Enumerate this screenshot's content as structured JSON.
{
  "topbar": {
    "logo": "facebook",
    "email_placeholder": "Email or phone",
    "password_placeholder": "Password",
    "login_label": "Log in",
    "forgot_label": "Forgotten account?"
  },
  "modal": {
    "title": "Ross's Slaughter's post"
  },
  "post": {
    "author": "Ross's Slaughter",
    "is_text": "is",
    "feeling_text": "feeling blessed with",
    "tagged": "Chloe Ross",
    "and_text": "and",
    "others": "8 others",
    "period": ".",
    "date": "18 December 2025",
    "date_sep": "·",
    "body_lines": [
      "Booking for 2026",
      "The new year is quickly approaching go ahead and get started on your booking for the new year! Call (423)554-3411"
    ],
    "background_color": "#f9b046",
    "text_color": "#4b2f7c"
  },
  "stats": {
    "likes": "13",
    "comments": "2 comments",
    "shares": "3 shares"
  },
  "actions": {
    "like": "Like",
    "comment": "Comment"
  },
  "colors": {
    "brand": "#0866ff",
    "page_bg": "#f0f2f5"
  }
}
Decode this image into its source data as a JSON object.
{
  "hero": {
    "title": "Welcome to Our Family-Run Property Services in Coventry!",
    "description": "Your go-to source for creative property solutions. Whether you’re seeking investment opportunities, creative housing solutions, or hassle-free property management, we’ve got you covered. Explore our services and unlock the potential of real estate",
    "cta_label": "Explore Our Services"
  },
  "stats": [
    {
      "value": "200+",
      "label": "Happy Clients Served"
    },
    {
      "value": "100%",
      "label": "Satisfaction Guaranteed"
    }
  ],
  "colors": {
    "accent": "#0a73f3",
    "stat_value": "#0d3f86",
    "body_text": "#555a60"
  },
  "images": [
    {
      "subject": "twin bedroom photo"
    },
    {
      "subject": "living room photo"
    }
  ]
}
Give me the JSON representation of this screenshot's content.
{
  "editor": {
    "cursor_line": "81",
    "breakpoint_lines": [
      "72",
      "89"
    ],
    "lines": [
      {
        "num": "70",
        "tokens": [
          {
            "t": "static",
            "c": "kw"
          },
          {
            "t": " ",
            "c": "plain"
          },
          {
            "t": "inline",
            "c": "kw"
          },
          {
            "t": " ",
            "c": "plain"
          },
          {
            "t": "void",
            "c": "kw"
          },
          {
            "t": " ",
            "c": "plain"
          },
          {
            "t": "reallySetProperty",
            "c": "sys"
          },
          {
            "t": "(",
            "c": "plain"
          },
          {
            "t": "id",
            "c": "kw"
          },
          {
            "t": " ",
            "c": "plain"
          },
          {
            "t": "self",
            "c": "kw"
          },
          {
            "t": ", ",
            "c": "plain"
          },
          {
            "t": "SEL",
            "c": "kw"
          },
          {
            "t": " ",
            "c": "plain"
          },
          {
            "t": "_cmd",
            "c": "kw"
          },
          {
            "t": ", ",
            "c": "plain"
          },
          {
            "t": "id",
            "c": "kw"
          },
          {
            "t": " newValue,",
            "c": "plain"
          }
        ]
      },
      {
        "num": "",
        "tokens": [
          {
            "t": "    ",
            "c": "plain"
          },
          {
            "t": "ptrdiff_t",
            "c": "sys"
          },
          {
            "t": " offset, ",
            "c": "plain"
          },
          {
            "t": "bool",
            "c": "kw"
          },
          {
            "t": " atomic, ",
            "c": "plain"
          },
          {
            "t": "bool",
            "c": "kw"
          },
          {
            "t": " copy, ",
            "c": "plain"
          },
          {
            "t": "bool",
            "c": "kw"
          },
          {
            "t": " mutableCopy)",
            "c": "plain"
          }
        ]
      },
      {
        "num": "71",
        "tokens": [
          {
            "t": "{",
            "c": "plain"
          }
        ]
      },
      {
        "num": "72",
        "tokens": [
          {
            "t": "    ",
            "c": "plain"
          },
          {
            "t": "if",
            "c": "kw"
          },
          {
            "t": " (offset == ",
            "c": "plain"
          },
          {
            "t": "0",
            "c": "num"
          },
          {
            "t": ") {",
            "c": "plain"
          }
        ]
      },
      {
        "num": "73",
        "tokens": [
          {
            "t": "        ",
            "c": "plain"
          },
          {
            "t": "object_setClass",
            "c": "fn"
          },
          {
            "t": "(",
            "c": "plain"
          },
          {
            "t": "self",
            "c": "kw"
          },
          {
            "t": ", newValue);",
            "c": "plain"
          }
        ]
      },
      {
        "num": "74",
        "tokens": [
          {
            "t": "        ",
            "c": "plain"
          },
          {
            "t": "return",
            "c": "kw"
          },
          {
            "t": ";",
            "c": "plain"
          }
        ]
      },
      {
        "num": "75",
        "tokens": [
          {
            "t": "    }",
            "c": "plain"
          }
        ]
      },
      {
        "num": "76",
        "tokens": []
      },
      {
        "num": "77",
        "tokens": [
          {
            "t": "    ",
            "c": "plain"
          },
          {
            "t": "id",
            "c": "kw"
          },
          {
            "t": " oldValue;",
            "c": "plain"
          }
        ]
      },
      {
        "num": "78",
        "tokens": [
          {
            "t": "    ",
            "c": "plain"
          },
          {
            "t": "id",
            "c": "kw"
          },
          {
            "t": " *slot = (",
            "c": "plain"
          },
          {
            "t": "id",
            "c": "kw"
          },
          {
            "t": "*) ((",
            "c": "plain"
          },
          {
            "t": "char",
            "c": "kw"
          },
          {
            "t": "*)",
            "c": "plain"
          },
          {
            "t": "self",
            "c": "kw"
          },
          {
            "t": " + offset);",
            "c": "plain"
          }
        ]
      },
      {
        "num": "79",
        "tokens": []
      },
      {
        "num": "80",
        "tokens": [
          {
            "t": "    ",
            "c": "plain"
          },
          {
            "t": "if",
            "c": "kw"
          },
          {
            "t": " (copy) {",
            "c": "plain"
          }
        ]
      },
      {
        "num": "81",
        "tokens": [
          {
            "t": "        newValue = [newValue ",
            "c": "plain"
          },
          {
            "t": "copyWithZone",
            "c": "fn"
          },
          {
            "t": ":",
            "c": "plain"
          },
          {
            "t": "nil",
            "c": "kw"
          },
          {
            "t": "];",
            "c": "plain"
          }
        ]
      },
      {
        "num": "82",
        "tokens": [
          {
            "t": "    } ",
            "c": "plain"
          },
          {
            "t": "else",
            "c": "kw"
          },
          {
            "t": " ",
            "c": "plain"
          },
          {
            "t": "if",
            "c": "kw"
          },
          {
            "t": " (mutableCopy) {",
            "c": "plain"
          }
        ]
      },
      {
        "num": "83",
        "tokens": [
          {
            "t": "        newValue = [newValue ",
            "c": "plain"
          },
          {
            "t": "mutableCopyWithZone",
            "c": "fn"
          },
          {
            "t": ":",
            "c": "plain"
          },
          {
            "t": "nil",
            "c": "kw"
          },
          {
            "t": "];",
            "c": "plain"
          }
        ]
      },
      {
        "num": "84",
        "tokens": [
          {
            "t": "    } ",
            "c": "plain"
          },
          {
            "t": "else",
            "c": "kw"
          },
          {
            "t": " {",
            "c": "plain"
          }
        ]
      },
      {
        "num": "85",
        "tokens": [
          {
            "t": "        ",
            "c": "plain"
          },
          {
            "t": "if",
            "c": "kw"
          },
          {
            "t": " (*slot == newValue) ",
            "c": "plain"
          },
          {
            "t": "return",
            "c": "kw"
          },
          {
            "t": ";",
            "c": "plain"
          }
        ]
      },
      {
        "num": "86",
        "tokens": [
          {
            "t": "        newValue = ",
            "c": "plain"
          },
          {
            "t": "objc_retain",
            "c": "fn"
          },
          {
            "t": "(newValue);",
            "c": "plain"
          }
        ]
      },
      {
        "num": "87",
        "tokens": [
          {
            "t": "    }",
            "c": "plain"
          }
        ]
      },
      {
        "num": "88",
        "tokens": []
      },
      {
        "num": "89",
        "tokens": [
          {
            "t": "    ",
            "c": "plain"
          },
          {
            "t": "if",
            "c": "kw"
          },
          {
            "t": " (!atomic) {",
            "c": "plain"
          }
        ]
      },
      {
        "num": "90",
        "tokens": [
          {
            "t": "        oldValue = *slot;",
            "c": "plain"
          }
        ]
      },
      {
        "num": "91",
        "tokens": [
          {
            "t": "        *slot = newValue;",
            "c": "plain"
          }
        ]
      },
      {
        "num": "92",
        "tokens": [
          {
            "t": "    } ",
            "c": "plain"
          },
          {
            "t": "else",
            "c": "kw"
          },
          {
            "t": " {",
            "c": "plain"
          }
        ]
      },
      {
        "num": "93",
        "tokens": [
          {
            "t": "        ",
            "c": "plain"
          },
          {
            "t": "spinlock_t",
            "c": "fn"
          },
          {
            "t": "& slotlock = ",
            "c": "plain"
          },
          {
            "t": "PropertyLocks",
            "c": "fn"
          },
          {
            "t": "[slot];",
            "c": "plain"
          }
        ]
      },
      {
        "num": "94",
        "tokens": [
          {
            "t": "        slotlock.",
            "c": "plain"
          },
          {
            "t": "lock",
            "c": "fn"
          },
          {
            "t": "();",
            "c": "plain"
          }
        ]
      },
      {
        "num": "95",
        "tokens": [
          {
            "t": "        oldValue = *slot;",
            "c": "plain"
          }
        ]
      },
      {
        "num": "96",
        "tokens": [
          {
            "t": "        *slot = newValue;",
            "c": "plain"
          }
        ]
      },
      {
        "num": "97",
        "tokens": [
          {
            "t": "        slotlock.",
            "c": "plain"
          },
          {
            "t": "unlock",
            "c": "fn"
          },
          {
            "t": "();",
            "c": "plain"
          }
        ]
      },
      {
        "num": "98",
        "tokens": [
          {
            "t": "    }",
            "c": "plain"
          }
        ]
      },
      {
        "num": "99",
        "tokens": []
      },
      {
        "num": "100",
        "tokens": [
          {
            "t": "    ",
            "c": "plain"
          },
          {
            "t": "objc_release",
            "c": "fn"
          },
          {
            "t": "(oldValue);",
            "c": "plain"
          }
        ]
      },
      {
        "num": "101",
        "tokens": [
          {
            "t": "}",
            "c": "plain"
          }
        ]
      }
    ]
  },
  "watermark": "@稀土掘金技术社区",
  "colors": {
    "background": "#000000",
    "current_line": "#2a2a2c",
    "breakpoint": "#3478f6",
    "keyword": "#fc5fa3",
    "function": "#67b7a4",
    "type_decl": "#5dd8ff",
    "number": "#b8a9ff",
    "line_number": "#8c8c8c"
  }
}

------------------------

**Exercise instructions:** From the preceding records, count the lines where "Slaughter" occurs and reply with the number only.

**Finished exercise:** 2